• **Required work**
Where does the string "Total" appear in the records? Copy every line that contains it.

####################

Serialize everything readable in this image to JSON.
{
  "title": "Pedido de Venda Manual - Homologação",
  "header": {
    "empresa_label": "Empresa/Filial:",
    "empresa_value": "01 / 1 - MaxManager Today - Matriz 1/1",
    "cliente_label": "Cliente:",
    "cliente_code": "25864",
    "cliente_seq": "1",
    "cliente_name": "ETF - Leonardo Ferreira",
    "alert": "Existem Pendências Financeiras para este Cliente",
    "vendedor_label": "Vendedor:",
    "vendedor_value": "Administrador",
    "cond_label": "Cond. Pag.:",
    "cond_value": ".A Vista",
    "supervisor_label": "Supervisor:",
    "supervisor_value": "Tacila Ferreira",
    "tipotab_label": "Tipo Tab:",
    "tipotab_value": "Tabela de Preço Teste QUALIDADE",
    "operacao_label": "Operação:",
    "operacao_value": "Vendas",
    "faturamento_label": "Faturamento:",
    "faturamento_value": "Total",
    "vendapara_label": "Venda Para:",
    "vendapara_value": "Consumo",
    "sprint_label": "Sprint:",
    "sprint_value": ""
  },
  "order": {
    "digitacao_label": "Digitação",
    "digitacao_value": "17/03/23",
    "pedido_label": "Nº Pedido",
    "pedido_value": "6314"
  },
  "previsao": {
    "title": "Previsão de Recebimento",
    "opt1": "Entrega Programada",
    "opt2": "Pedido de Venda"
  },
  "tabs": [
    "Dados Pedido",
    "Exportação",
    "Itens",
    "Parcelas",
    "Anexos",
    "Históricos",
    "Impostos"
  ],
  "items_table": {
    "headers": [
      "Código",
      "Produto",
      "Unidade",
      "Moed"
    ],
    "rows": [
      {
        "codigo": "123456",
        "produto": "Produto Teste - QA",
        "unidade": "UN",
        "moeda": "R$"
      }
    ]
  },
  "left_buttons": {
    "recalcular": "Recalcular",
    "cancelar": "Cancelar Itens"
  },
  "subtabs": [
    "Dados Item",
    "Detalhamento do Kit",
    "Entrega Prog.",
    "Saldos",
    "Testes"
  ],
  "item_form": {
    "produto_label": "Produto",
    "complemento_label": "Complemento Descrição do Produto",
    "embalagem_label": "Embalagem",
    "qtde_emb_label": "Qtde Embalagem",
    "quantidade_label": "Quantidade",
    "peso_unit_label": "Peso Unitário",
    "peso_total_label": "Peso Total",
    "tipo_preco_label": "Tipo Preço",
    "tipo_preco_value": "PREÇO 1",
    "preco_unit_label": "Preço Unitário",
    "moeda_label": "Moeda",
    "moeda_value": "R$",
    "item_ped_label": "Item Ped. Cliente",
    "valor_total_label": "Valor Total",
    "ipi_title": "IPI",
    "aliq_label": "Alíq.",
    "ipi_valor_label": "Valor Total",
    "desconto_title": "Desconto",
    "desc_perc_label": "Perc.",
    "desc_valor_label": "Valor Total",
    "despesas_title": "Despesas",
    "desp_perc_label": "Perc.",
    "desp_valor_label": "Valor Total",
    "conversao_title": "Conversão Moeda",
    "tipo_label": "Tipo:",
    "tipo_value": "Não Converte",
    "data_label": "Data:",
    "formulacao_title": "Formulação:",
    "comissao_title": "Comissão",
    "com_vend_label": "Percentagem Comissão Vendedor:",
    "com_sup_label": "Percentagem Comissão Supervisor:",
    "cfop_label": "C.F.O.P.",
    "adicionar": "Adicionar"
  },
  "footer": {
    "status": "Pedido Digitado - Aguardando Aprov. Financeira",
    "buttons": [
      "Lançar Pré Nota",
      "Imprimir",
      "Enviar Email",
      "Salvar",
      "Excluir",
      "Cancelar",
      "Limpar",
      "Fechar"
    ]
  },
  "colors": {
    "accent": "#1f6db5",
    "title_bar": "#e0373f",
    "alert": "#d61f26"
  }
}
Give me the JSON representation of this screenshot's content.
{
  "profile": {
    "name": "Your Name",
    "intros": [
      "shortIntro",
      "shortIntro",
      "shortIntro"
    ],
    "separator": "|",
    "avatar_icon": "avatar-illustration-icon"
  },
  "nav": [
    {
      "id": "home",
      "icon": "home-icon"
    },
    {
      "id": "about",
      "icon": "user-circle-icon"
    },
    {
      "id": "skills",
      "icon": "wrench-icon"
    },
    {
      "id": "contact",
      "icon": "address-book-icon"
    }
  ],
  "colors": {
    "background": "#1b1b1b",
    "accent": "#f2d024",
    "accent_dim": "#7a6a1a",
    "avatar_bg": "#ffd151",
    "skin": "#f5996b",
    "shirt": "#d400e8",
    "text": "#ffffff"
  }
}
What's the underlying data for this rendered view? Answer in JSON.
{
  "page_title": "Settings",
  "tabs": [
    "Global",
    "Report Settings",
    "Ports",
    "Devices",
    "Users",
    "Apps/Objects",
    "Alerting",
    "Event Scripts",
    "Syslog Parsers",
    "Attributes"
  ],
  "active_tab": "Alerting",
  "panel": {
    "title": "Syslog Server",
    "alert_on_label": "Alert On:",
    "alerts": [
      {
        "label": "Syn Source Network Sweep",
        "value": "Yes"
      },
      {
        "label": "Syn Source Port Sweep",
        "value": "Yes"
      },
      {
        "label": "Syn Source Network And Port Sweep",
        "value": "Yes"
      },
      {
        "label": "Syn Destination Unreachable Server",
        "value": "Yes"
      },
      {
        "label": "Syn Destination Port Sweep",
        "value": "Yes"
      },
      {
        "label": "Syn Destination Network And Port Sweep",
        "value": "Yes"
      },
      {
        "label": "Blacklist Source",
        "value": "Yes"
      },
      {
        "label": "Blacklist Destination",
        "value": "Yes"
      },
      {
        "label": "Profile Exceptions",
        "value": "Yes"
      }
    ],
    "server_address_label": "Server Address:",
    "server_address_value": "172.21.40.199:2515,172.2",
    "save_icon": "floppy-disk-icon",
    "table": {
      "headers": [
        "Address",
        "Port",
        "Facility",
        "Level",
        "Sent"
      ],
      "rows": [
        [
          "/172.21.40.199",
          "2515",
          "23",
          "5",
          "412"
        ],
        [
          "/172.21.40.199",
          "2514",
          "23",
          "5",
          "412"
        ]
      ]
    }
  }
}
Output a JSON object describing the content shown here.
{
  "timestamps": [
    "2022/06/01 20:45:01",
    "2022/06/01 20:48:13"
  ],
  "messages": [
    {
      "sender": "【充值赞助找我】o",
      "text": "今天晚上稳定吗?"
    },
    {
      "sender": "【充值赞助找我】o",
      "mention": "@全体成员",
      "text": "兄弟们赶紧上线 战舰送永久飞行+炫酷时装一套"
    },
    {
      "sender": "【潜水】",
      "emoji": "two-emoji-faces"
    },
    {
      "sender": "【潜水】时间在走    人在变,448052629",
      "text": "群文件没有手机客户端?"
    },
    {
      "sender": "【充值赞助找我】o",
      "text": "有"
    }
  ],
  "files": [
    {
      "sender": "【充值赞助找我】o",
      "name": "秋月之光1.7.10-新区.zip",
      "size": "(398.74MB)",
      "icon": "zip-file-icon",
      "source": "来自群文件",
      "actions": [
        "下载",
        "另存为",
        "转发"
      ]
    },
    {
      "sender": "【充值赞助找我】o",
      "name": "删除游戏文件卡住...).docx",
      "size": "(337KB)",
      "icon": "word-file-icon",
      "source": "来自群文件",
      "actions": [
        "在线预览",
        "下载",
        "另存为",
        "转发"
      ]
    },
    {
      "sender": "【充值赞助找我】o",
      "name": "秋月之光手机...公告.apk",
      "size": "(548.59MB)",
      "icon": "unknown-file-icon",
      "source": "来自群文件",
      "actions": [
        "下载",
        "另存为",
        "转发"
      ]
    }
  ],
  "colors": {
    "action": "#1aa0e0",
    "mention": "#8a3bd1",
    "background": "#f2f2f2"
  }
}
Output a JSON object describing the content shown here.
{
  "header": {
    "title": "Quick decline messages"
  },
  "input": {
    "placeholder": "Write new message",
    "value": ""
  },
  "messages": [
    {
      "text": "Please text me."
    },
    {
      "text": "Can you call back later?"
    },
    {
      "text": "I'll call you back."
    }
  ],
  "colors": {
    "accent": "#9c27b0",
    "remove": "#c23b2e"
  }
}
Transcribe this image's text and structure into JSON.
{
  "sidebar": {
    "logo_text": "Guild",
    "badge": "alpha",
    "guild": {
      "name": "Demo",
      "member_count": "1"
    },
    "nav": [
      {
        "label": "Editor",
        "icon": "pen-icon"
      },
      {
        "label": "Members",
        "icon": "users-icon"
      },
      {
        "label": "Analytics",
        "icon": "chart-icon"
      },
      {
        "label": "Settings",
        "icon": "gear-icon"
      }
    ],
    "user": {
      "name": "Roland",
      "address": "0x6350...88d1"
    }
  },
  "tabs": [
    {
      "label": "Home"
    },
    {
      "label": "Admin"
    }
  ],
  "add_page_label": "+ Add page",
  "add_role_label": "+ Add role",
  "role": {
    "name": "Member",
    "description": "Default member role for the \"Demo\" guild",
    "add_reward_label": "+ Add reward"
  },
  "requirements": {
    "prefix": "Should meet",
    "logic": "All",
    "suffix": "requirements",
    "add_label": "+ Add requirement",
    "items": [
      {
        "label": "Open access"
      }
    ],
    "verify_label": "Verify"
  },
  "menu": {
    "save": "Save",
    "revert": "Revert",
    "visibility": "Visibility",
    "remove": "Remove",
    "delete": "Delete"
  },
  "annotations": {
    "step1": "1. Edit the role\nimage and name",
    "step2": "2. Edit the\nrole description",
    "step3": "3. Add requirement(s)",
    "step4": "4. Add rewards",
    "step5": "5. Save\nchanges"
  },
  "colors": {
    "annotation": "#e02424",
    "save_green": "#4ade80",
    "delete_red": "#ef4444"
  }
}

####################

• **Exercise response**
    "faturamento_value": "Total",
    "peso_total_label": "Peso Total",
    "valor_total_label": "Valor Total",
    "ipi_valor_label": "Valor Total",
    "desc_valor_label": "Valor Total",
    "desp_valor_label": "Valor Total",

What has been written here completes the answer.